Thus bringing me to the "good enough" comment. The signal coming from the transmitter has the quality of an audio cassette without the hiss. Sounds are a bit muted and if you are not listening to a high bitrate audio file it is almost impossible to hear over road noise. I suppose if you don't have giant, loud, tires like the ones on my truck it isn't much of a problem. I haven't ever used the transmitter in another car, though. Now that I think about it, it probably wouldn't be too bad in a quiet car. Still, the sound is not CD quality like you can get from a high power radio station. It gets the job done but I would prefer something better. I guess until I can afford a new radio with auxiliary inputs this will have to do.

The nice thing about the transmitter is I no longer have to listen to the radio and it doesn't drain the battery on my iPod while using it (it acts as a charger too). FM radio is so programmed now that there is no point in listening to it and in general just makes me sick. Sure, I could listen to CDs but they get old after a while. With the iPod playing over my stereo I can listen to music or podcasts that I am actually interested in. I can listen to NPR's five minute news summaries and then rock out to some Prodigy or GNR. So, while the device has plenty of shortcomings, it works pretty well if you need a quick, relatively cheap, solution to bad radio while driving. If your stereo has auxiliary inputs, though, I highly recommend using those over the transmitter. Even if you have to get a stand along car charger for you iPod (Belkin makes some).


I gotta say that the Griffen iTrip is a phenominal alternative to this. It plays 87.9 by default, but can tune to any station. It also allows you to modify the signal to get it to sound like it should by balancing the highs, mids and lows.
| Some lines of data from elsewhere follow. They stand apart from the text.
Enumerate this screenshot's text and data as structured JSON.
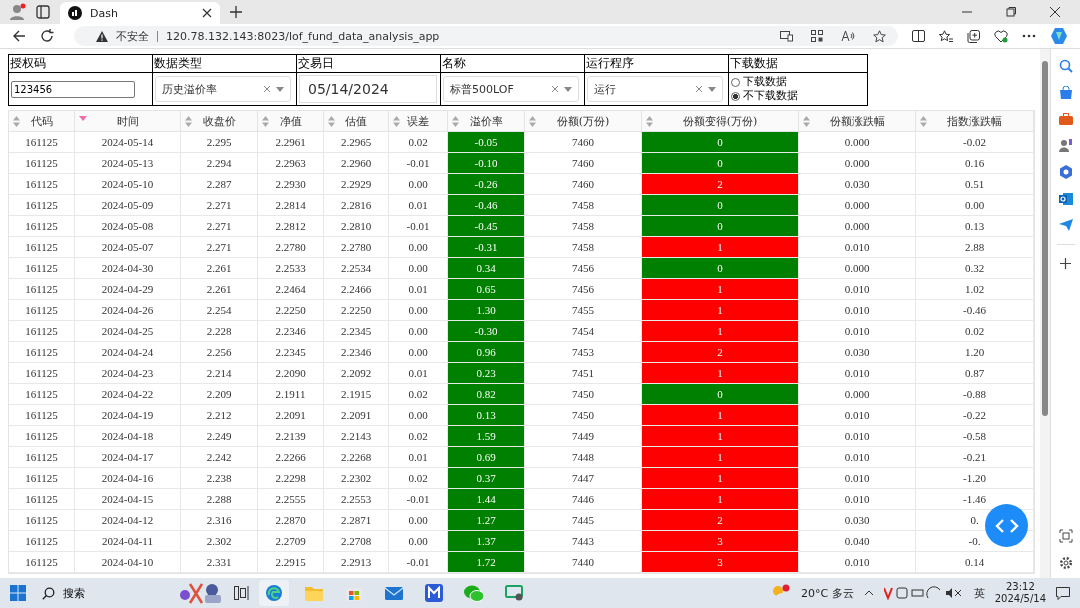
{
  "browser": {
    "tab_title": "Dash",
    "security": "不安全",
    "url": "120.78.132.143:8023/lof_fund_data_analysis_app"
  },
  "controls": {
    "auth_label": "授权码",
    "auth_value": "123456",
    "type_label": "数据类型",
    "type_value": "历史溢价率",
    "date_label": "交易日",
    "date_value": "05/14/2024",
    "name_label": "名称",
    "name_value": "标普500LOF",
    "run_label": "运行程序",
    "run_value": "运行",
    "download_label": "下载数据",
    "download_options": [
      {
        "label": "下载数据",
        "selected": false
      },
      {
        "label": "不下载数据",
        "selected": true
      }
    ]
  },
  "table": {
    "columns": [
      {
        "label": "代码",
        "sorted": false
      },
      {
        "label": "时间",
        "sorted": true
      },
      {
        "label": "收盘价",
        "sorted": false
      },
      {
        "label": "净值",
        "sorted": false
      },
      {
        "label": "估值",
        "sorted": false
      },
      {
        "label": "误差",
        "sorted": false
      },
      {
        "label": "溢价率",
        "sorted": false
      },
      {
        "label": "份额(万份)",
        "sorted": false
      },
      {
        "label": "份额变得(万份)",
        "sorted": false
      },
      {
        "label": "份额涨跌幅",
        "sorted": false
      },
      {
        "label": "指数涨跌幅",
        "sorted": false
      }
    ],
    "rows": [
      {
        "cells": [
          "161125",
          "2024-05-14",
          "2.295",
          "2.2961",
          "2.2965",
          "0.02",
          "-0.05",
          "7460",
          "0",
          "0.000",
          "-0.02"
        ],
        "premium_cell": {
          "color": "#008000"
        },
        "change_cell": {
          "color": "#008000"
        }
      },
      {
        "cells": [
          "161125",
          "2024-05-13",
          "2.294",
          "2.2963",
          "2.2960",
          "-0.01",
          "-0.10",
          "7460",
          "0",
          "0.000",
          "0.16"
        ],
        "premium_cell": {
          "color": "#008000"
        },
        "change_cell": {
          "color": "#008000"
        }
      },
      {
        "cells": [
          "161125",
          "2024-05-10",
          "2.287",
          "2.2930",
          "2.2929",
          "0.00",
          "-0.26",
          "7460",
          "2",
          "0.030",
          "0.51"
        ],
        "premium_cell": {
          "color": "#008000"
        },
        "change_cell": {
          "color": "#ff0000"
        }
      },
      {
        "cells": [
          "161125",
          "2024-05-09",
          "2.271",
          "2.2814",
          "2.2816",
          "0.01",
          "-0.46",
          "7458",
          "0",
          "0.000",
          "0.00"
        ],
        "premium_cell": {
          "color": "#008000"
        },
        "change_cell": {
          "color": "#008000"
        }
      },
      {
        "cells": [
          "161125",
          "2024-05-08",
          "2.271",
          "2.2812",
          "2.2810",
          "-0.01",
          "-0.45",
          "7458",
          "0",
          "0.000",
          "0.13"
        ],
        "premium_cell": {
          "color": "#008000"
        },
        "change_cell": {
          "color": "#008000"
        }
      },
      {
        "cells": [
          "161125",
          "2024-05-07",
          "2.271",
          "2.2780",
          "2.2780",
          "0.00",
          "-0.31",
          "7458",
          "1",
          "0.010",
          "2.88"
        ],
        "premium_cell": {
          "color": "#008000"
        },
        "change_cell": {
          "color": "#ff0000"
        }
      },
      {
        "cells": [
          "161125",
          "2024-04-30",
          "2.261",
          "2.2533",
          "2.2534",
          "0.00",
          "0.34",
          "7456",
          "0",
          "0.000",
          "0.32"
        ],
        "premium_cell": {
          "color": "#008000"
        },
        "change_cell": {
          "color": "#008000"
        }
      },
      {
        "cells": [
          "161125",
          "2024-04-29",
          "2.261",
          "2.2464",
          "2.2466",
          "0.01",
          "0.65",
          "7456",
          "1",
          "0.010",
          "1.02"
        ],
        "premium_cell": {
          "color": "#008000"
        },
        "change_cell": {
          "color": "#ff0000"
        }
      },
      {
        "cells": [
          "161125",
          "2024-04-26",
          "2.254",
          "2.2250",
          "2.2250",
          "0.00",
          "1.30",
          "7455",
          "1",
          "0.010",
          "-0.46"
        ],
        "premium_cell": {
          "color": "#008000"
        },
        "change_cell": {
          "color": "#ff0000"
        }
      },
      {
        "cells": [
          "161125",
          "2024-04-25",
          "2.228",
          "2.2346",
          "2.2345",
          "0.00",
          "-0.30",
          "7454",
          "1",
          "0.010",
          "0.02"
        ],
        "premium_cell": {
          "color": "#008000"
        },
        "change_cell": {
          "color": "#ff0000"
        }
      },
      {
        "cells": [
          "161125",
          "2024-04-24",
          "2.256",
          "2.2345",
          "2.2346",
          "0.00",
          "0.96",
          "7453",
          "2",
          "0.030",
          "1.20"
        ],
        "premium_cell": {
          "color": "#008000"
        },
        "change_cell": {
          "color": "#ff0000"
        }
      },
      {
        "cells": [
          "161125",
          "2024-04-23",
          "2.214",
          "2.2090",
          "2.2092",
          "0.01",
          "0.23",
          "7451",
          "1",
          "0.010",
          "0.87"
        ],
        "premium_cell": {
          "color": "#008000"
        },
        "change_cell": {
          "color": "#ff0000"
        }
      },
      {
        "cells": [
          "161125",
          "2024-04-22",
          "2.209",
          "2.1911",
          "2.1915",
          "0.02",
          "0.82",
          "7450",
          "0",
          "0.000",
          "-0.88"
        ],
        "premium_cell": {
          "color": "#008000"
        },
        "change_cell": {
          "color": "#008000"
        }
      },
      {
        "cells": [
          "161125",
          "2024-04-19",
          "2.212",
          "2.2091",
          "2.2091",
          "0.00",
          "0.13",
          "7450",
          "1",
          "0.010",
          "-0.22"
        ],
        "premium_cell": {
          "color": "#008000"
        },
        "change_cell": {
          "color": "#ff0000"
        }
      },
      {
        "cells": [
          "161125",
          "2024-04-18",
          "2.249",
          "2.2139",
          "2.2143",
          "0.02",
          "1.59",
          "7449",
          "1",
          "0.010",
          "-0.58"
        ],
        "premium_cell": {
          "color": "#008000"
        },
        "change_cell": {
          "color": "#ff0000"
        }
      },
      {
        "cells": [
          "161125",
          "2024-04-17",
          "2.242",
          "2.2266",
          "2.2268",
          "0.01",
          "0.69",
          "7448",
          "1",
          "0.010",
          "-0.21"
        ],
        "premium_cell": {
          "color": "#008000"
        },
        "change_cell": {
          "color": "#ff0000"
        }
      },
      {
        "cells": [
          "161125",
          "2024-04-16",
          "2.238",
          "2.2298",
          "2.2302",
          "0.02",
          "0.37",
          "7447",
          "1",
          "0.010",
          "-1.20"
        ],
        "premium_cell": {
          "color": "#008000"
        },
        "change_cell": {
          "color": "#ff0000"
        }
      },
      {
        "cells": [
          "161125",
          "2024-04-15",
          "2.288",
          "2.2555",
          "2.2553",
          "-0.01",
          "1.44",
          "7446",
          "1",
          "0.010",
          "-1.46"
        ],
        "premium_cell": {
          "color": "#008000"
        },
        "change_cell": {
          "color": "#ff0000"
        }
      },
      {
        "cells": [
          "161125",
          "2024-04-12",
          "2.316",
          "2.2870",
          "2.2871",
          "0.00",
          "1.27",
          "7445",
          "2",
          "0.030",
          "0."
        ],
        "premium_cell": {
          "color": "#008000"
        },
        "change_cell": {
          "color": "#ff0000"
        }
      },
      {
        "cells": [
          "161125",
          "2024-04-11",
          "2.302",
          "2.2709",
          "2.2708",
          "0.00",
          "1.37",
          "7443",
          "3",
          "0.040",
          "-0."
        ],
        "premium_cell": {
          "color": "#008000"
        },
        "change_cell": {
          "color": "#ff0000"
        }
      },
      {
        "cells": [
          "161125",
          "2024-04-10",
          "2.331",
          "2.2915",
          "2.2913",
          "-0.01",
          "1.72",
          "7440",
          "3",
          "0.010",
          "0.14"
        ],
        "premium_cell": {
          "color": "#008000"
        },
        "change_cell": {
          "color": "#ff0000"
        }
      }
    ]
  },
  "taskbar": {
    "search": "搜索",
    "weather": "20°C 多云",
    "ime": "英",
    "time": "23:12",
    "date": "2024/5/14"
  }
}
It does use the iPods battery to run, but my battery lasts 4.5 hours without it and 4.25 hours with it. That is not too bad.

I have a nano now and am thinking about the nano and am thinking of replacing the iTrip with the XtremeMac AirPlay 2. It is the same thickness and width of the nano and has a power pass through.

Posted by John on Sunday, 04 December 2005, 10:34:40 EST.